EXERCISE REQUIREMENTS: When a line in the entries below contains "JSON", tally it; give the tally with nothing added.

RECORDS:

# # # # # # #

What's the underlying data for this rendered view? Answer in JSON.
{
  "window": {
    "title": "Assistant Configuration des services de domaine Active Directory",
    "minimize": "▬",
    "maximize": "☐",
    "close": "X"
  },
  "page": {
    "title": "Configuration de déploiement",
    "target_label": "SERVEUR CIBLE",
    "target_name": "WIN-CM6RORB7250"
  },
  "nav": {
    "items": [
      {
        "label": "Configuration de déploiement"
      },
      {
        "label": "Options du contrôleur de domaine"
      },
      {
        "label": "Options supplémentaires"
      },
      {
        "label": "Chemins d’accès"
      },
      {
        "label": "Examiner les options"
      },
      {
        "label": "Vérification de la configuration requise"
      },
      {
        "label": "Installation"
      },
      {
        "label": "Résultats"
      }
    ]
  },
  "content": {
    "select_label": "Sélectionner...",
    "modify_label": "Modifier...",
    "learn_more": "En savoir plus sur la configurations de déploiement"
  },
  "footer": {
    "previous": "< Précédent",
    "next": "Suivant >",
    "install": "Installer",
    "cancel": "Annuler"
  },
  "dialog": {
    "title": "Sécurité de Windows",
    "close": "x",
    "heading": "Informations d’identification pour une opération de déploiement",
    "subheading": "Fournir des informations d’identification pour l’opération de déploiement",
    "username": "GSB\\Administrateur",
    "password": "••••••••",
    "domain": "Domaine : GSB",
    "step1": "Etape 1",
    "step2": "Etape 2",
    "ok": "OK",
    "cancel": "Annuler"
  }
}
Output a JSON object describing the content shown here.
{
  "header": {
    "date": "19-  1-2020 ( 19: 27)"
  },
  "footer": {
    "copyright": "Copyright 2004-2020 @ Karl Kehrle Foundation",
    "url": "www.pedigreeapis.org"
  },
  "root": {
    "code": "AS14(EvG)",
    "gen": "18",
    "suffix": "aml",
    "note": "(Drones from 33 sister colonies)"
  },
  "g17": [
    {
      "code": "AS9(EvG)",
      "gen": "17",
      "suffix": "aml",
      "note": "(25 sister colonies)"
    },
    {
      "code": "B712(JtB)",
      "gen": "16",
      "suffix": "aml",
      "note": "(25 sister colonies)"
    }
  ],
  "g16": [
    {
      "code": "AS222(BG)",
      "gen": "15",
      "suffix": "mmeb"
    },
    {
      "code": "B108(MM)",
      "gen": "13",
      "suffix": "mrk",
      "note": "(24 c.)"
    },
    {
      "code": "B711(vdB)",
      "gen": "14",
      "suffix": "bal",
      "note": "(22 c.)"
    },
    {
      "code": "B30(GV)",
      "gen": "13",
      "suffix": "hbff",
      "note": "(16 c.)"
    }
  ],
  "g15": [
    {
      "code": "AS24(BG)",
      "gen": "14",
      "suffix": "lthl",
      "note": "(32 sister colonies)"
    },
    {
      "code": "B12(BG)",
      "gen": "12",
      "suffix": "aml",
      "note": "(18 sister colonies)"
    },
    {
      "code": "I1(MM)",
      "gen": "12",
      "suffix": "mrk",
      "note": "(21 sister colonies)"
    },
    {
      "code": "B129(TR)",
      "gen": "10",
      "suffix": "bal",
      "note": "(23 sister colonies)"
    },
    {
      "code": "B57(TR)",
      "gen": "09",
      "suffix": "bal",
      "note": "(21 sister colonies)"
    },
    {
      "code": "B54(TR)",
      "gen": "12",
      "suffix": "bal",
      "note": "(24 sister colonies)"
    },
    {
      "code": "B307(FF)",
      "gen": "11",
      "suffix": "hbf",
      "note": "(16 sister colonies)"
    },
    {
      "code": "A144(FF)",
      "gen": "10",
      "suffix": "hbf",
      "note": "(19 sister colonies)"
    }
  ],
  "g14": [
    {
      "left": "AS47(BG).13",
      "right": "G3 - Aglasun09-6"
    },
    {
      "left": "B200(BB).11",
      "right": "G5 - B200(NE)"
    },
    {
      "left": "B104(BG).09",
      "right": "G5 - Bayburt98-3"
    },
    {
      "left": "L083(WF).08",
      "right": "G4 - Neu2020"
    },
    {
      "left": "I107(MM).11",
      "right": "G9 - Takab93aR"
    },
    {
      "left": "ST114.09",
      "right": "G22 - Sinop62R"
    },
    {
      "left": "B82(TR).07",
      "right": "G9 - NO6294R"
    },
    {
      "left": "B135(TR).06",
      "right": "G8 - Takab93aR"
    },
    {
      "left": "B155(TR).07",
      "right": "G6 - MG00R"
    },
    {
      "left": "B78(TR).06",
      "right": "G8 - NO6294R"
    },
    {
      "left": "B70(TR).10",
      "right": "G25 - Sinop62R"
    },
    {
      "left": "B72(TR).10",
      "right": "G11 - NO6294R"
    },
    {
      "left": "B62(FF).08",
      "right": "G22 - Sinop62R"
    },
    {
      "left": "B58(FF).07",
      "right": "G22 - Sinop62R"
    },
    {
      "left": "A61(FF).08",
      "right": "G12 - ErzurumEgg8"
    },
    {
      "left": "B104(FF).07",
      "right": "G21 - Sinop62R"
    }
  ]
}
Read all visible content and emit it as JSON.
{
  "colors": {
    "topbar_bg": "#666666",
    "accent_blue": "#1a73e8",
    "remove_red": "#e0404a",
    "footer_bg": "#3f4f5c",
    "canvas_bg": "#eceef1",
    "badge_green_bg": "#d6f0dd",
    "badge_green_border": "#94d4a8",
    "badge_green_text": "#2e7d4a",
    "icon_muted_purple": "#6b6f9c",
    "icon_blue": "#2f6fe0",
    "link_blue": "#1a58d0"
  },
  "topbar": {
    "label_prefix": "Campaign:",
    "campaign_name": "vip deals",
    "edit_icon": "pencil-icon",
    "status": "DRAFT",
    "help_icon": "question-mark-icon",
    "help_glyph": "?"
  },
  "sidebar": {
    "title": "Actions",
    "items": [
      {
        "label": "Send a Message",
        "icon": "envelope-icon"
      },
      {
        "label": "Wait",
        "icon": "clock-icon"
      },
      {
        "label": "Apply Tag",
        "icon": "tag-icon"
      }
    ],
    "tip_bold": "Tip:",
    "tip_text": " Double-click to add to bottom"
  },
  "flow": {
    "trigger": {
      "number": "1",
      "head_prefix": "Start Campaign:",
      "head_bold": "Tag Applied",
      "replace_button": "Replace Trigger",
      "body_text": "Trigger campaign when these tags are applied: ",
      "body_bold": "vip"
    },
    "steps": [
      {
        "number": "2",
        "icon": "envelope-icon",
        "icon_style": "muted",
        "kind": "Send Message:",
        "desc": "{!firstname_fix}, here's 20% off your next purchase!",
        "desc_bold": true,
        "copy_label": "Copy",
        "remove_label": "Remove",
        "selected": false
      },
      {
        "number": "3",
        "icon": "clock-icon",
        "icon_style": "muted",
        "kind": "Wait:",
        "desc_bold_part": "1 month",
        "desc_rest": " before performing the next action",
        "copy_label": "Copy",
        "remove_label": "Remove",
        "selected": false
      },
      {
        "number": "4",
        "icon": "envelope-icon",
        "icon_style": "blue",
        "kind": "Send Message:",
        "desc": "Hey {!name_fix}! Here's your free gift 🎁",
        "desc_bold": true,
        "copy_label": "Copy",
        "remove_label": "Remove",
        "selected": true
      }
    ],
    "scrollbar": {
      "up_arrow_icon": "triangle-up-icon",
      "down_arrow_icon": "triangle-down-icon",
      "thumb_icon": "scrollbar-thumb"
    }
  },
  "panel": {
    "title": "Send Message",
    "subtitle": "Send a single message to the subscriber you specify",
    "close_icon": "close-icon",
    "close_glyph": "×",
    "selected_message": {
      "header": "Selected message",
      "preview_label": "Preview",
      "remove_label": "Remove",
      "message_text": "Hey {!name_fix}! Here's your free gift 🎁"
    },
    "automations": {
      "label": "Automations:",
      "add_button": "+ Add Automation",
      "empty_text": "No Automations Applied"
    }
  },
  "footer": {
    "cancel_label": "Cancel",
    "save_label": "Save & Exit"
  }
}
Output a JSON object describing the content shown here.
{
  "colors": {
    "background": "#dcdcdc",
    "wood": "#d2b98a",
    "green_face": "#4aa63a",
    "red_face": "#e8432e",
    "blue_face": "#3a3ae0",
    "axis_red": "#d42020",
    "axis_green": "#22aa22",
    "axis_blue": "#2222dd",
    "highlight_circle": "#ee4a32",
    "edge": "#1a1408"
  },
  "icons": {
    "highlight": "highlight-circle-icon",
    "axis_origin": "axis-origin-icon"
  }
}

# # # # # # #

ANSWER TO THIS PROBLEM: 4